• [WORK TASK] Only lines holding the word "music" are needed; copy each of them from the material.

• [SUPPLIED MATERIAL]
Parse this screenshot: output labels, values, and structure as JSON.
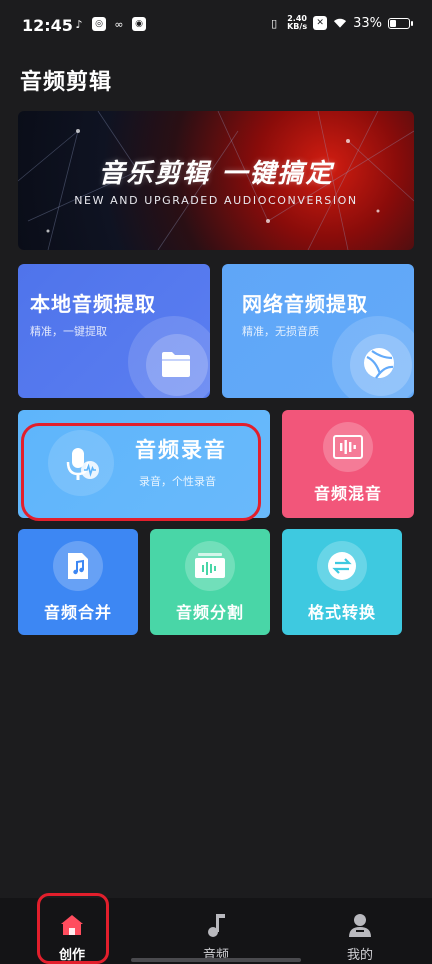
{
  "status_bar": {
    "time": "12:45",
    "net_speed_value": "2.40",
    "net_speed_unit": "KB/s",
    "battery": "33%",
    "battery_level": 0.33
  },
  "page": {
    "title": "音频剪辑"
  },
  "banner": {
    "title": "音乐剪辑  一键搞定",
    "subtitle": "NEW AND UPGRADED AUDIOCONVERSION"
  },
  "cards": {
    "local_extract": {
      "title": "本地音频提取",
      "subtitle": "精准，一键提取",
      "icon": "folder-icon"
    },
    "network_extract": {
      "title": "网络音频提取",
      "subtitle": "精准，无损音质",
      "icon": "globe-icon"
    },
    "record": {
      "title": "音频录音",
      "subtitle": "录音，个性录音",
      "icon": "microphone-icon"
    },
    "mix": {
      "title": "音频混音",
      "icon": "waveform-icon"
    },
    "merge": {
      "title": "音频合并",
      "icon": "music-file-icon"
    },
    "split": {
      "title": "音频分割",
      "icon": "split-wave-icon"
    },
    "format": {
      "title": "格式转换",
      "icon": "swap-arrows-icon"
    }
  },
  "bottom_nav": {
    "items": [
      {
        "label": "创作",
        "icon": "home-icon",
        "active": true
      },
      {
        "label": "音频",
        "icon": "music-note-icon",
        "active": false
      },
      {
        "label": "我的",
        "icon": "person-icon",
        "active": false
      }
    ]
  },
  "colors": {
    "background": "#1c1c1e",
    "local_card": "#4f74eb",
    "network_card": "#5fa6f7",
    "record_card": "#5eb5fb",
    "mix_card": "#f2567a",
    "merge_card": "#3d87f3",
    "split_card": "#49d6a7",
    "format_card": "#3ec9e0",
    "highlight": "#e21f2c"
  }
}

• [FINISHED EXERCISE]
      "icon": "music-file-icon"
        "icon": "music-note-icon",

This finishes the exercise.